** Opening Data for review block **

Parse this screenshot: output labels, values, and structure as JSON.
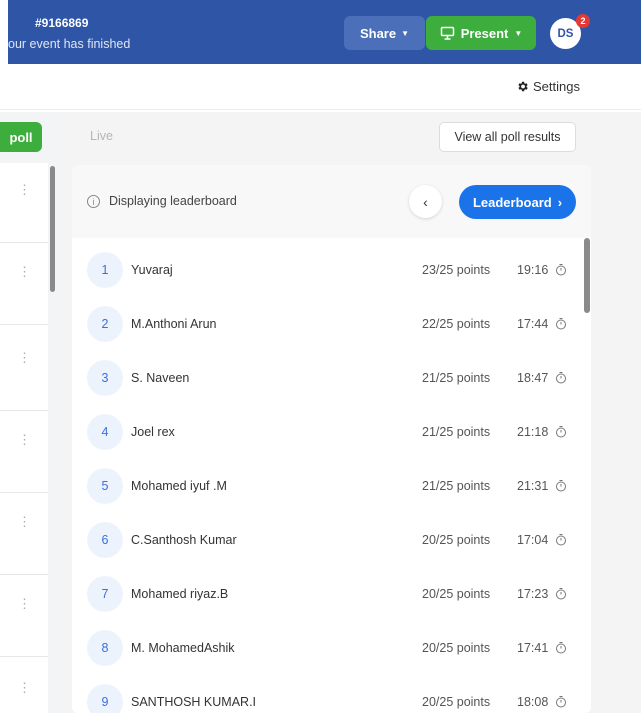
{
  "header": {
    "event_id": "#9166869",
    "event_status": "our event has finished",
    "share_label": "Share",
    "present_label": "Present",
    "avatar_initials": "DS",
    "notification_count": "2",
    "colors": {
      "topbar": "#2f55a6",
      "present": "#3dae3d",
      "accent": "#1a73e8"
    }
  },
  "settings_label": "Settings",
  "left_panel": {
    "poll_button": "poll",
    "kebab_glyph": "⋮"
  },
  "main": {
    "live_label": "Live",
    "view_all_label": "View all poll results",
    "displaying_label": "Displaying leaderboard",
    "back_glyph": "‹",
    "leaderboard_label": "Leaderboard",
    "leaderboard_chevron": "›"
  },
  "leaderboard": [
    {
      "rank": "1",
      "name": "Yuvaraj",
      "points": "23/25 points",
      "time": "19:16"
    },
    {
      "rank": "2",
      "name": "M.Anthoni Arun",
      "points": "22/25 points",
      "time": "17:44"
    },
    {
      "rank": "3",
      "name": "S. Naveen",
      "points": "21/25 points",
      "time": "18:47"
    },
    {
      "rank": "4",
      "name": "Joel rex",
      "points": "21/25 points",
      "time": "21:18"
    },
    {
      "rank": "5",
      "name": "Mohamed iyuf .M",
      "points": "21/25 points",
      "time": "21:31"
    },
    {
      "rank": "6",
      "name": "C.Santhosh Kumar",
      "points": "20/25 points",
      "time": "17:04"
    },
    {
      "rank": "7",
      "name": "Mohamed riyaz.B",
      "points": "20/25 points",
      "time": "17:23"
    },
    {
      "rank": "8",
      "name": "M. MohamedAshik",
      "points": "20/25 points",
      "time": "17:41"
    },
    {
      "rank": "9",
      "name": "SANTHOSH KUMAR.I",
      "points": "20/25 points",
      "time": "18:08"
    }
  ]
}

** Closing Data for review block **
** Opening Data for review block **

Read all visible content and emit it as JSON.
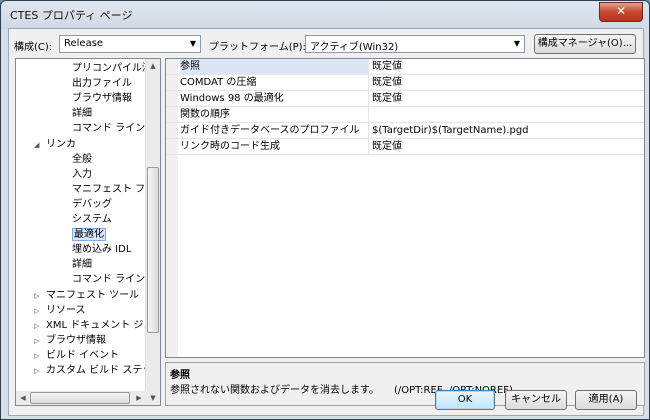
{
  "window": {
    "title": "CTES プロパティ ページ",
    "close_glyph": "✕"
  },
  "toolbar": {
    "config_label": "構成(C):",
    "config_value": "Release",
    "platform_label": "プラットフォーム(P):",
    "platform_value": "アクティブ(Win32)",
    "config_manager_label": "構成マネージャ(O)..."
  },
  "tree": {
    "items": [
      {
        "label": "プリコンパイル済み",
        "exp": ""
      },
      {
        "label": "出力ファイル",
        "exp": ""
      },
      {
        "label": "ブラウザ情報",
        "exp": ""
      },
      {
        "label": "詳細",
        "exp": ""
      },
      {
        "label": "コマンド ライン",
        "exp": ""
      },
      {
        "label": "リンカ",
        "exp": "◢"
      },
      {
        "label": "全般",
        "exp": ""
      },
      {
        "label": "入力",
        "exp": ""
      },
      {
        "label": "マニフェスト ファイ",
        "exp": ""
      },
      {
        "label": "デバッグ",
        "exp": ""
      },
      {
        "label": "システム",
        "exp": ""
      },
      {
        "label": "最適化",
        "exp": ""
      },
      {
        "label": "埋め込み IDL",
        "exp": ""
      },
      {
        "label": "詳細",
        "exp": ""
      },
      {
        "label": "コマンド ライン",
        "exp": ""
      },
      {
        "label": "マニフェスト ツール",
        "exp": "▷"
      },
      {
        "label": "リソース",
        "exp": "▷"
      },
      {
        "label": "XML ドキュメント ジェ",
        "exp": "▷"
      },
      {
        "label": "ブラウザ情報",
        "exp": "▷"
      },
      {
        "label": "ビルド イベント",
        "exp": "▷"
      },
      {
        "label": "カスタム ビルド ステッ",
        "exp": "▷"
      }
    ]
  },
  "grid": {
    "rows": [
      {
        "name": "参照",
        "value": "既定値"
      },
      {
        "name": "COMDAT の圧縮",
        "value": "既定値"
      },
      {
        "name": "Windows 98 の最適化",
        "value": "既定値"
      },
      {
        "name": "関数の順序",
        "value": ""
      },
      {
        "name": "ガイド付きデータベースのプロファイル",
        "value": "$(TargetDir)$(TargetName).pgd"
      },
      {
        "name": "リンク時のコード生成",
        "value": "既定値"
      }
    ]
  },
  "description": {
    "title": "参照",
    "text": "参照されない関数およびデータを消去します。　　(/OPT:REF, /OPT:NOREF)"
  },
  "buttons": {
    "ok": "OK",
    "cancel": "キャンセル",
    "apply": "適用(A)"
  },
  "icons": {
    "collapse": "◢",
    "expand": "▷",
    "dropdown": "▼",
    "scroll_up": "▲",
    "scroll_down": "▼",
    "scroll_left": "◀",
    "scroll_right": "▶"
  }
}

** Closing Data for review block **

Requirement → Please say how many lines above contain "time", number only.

Solved problem → 9